(Beginning of Dataset records)

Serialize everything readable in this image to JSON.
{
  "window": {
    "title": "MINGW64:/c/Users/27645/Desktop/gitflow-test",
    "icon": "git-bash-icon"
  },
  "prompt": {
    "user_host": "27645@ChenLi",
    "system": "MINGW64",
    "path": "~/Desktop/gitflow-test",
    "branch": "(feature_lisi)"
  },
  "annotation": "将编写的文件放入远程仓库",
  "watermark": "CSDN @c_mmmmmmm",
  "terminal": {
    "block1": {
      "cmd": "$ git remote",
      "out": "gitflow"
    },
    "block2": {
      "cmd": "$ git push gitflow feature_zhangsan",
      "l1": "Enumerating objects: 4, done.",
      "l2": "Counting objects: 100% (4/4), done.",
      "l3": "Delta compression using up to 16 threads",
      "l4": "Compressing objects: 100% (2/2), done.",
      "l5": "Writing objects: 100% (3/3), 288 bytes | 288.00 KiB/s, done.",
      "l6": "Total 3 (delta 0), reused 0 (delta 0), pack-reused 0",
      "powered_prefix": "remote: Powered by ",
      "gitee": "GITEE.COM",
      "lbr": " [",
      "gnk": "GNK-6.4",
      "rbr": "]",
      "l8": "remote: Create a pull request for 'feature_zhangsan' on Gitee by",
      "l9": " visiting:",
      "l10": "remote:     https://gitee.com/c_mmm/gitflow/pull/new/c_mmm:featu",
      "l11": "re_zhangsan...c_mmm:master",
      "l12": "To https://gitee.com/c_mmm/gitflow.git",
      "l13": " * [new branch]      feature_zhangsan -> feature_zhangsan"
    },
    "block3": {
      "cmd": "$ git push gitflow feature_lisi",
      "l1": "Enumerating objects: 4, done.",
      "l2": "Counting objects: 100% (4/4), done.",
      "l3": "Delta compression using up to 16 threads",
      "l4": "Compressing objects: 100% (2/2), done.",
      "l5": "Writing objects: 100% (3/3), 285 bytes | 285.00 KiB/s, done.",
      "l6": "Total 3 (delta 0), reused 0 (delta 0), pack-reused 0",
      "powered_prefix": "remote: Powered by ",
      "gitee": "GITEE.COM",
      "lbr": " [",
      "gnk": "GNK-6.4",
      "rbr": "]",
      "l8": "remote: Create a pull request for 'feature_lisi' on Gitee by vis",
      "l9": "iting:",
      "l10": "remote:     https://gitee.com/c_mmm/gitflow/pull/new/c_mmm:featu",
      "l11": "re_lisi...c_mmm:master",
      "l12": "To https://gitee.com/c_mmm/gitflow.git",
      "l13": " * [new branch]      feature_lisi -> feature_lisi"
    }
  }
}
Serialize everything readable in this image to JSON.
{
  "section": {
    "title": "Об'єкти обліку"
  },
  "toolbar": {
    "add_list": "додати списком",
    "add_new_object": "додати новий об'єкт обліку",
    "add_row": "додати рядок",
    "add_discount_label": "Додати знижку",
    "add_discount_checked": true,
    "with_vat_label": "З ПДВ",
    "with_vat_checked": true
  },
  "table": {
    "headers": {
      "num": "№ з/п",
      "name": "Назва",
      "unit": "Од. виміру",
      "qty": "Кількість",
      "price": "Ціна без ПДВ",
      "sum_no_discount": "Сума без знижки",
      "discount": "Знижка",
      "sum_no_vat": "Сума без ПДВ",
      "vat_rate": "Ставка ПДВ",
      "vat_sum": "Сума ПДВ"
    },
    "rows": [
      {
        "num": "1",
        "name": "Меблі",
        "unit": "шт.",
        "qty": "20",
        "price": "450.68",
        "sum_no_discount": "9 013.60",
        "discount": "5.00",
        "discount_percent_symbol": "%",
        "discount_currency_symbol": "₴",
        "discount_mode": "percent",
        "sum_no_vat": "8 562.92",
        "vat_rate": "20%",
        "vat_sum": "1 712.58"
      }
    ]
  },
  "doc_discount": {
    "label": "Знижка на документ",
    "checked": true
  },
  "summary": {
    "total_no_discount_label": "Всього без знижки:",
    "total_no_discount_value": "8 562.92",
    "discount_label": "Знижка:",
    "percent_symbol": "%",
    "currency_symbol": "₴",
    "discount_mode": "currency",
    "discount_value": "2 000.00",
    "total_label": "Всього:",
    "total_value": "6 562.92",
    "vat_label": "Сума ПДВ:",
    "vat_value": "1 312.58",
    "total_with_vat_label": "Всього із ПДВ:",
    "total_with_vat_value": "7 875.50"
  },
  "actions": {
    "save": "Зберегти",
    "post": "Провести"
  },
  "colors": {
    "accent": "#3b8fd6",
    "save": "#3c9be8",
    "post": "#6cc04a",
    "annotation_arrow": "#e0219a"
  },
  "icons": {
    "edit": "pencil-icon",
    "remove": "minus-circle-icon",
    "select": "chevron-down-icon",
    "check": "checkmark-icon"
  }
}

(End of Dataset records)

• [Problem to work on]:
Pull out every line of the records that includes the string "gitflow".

• [Completed exercise]:
    "title": "MINGW64:/c/Users/27645/Desktop/gitflow-test",
    "path": "~/Desktop/gitflow-test",
      "out": "gitflow"
      "cmd": "$ git push gitflow feature_zhangsan",
      "l10": "remote:     https://gitee.com/c_mmm/gitflow/pull/new/c_mmm:featu",
      "l12": "To https://gitee.com/c_mmm/gitflow.git",
      "cmd": "$ git push gitflow feature_lisi",
      "l10": "remote:     https://gitee.com/c_mmm/gitflow/pull/new/c_mmm:featu",
      "l12": "To https://gitee.com/c_mmm/gitflow.git",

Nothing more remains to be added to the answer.